If an adversary were to find a collision, then $H(\alpha, \beta) = H(\alpha’, \beta’)$, which implies $g^\alpha h^\beta = g^{\alpha’}h^{\beta’}$, thus $h = g^{(\alpha - \alpha’) / (\beta’ - \beta)}$, calculating the discrete logarithm.

Thus under the DL assumption, the hash function $H$ is collision resistant.

Merkle Puzzles (1974)

Before Diffie-Hellman, Merkle proposed an idea for secure key exchange protocol using symmetric key cryptography.

The idea was to use puzzles, which are problems that can be solved with some effort.


Let $\mathcal{E} = (E, D)$ be a block cipher defined over $(\mathcal{K}, \mathcal{M})$.

  1. Alice chooses random pairs $(k_i, s_i) \leftarrow \mathcal{K} \times \mathcal{M}$ for $i = 1, \dots, L$.
  2. Alice constructs $L$ puzzles, defined as a triple $(E(k_i, s_i), E(k_i, i), E(k_i, 0))$.
  3. Alice randomly shuffles these puzzles and sends them to Bob.
  4. Bob picks a random puzzle $(c_1, c_2, c_3)$ and solves the puzzle by brute force, trying all $k \in \mathcal{K}$ until some $D(k, c_3) = 0$ is found.
    • If Bob finds two different keys, he indicates Alice that the protocol failed and they start over.
  5. Bob computes $l = D(k, c_2)$ and $s = D(k, c_1)$, sends $l$ to Alice.
  6. Alice will locate the $l$-th puzzle and set $s = s_l$.

If successful, Alice and Bob can agree on a secret message $s \in \mathcal{M}$. It can be seen that Alice has to do $\mathcal{O}(L)$, Bob has to do $\mathcal{O}(\left\lvert \mathcal{K} \right\lvert)$ amount of work.

For block ciphers, we commonly set $\mathcal{K}$ large enough so that brute force attacks are infeasible. So for Merkle puzzles, we reduce the key space. For example, if we were to use AES-128 as $\mathcal{E}$, then we can set the first $96$ bits of the key as $0$. Then the search space would be reduced to $2^{32}$, which is feasible for Bob.
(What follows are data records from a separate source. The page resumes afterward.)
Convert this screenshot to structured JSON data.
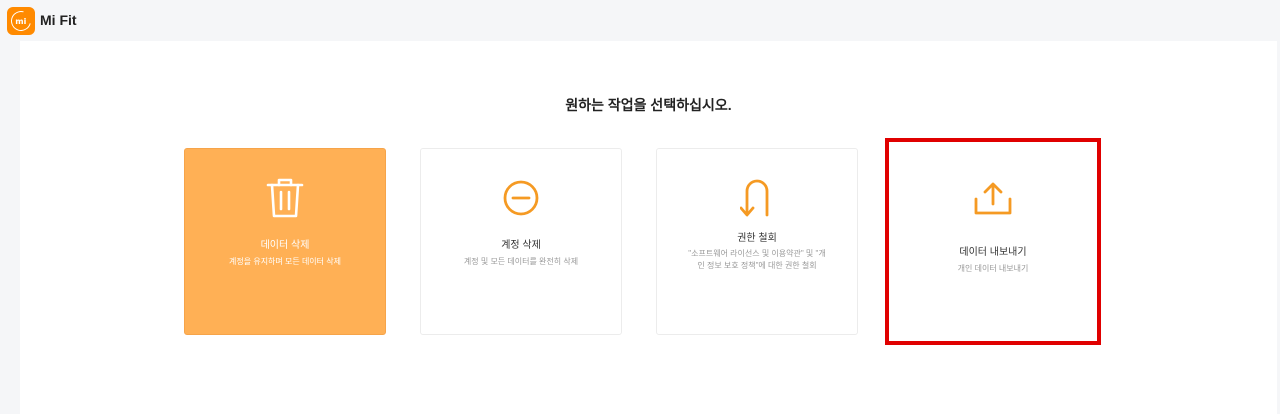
{
  "app": {
    "name": "Mi Fit",
    "logo_text": "mi"
  },
  "heading": "원하는 작업을 선택하십시오.",
  "options": [
    {
      "title": "데이터 삭제",
      "desc": "계정을 유지하며 모든 데이터 삭제"
    },
    {
      "title": "계정 삭제",
      "desc": "계정 및 모든 데이터를 완전히 삭제"
    },
    {
      "title": "권한 철회",
      "desc": "\"소프트웨어 라이선스 및 이용약관\" 및 \"개인 정보 보호 정책\"에 대한 권한 철회"
    },
    {
      "title": "데이터 내보내기",
      "desc": "개인 데이터 내보내기"
    }
  ],
  "colors": {
    "accent": "#ff8a00",
    "active_card": "#ffb055",
    "icon": "#f59a23",
    "highlight": "#e00000"
  }
}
Now consider the adversary who obtains all puzzles $P_i$ and the value $l$. To obtain the secret message $s_l$, adversary has to locate the puzzle $P_l$. But since the puzzles are in random order, the adversary has to solve all puzzles until he finds $P_l$. Thus, the adversary must spend time $\mathcal{O}(L\left\lvert \mathcal{K} \right\lvert)$ to obtain $s$. So we have a quadratic gap here.

Performance Issues

Suppose we set $L \approx \left\lvert \mathcal{K} \right\lvert$. Then first of all, Alice has to create that many puzzles and send all of them to Bob.

Next, the adversary must spend time $\mathcal{O}(L^2)$, but this doesn’t satisfy our definitions of security, since the adversary has advantage about $1/L^2$ with constant work, which is non-negligible. Also, $L$ must be large enough in practice, which raises the first problem again.

Impossibility Results

It is unknown whether we can get a better gap (than quadratic) using a general symmetric cipher. A partial result was given that quadratic gap is the best possible if we only use block ciphers.2

To get exponential gaps, we need number theory.

  1. By Cauchy’s theorem, or use the fact that $\mathbb{Z}_p^*$ is commutative. Finite commutative groups have a subgroup of every order that divides the order of the group. 

  2. R. Impagliazzo and S. Rudich. Limits on the provable consequences of one-way permutations. In Proceedings of the Symposium on Theory of Computing (STOC), pages 44–61, 1989. 

This post is licensed under CC BY 4.0 by the author.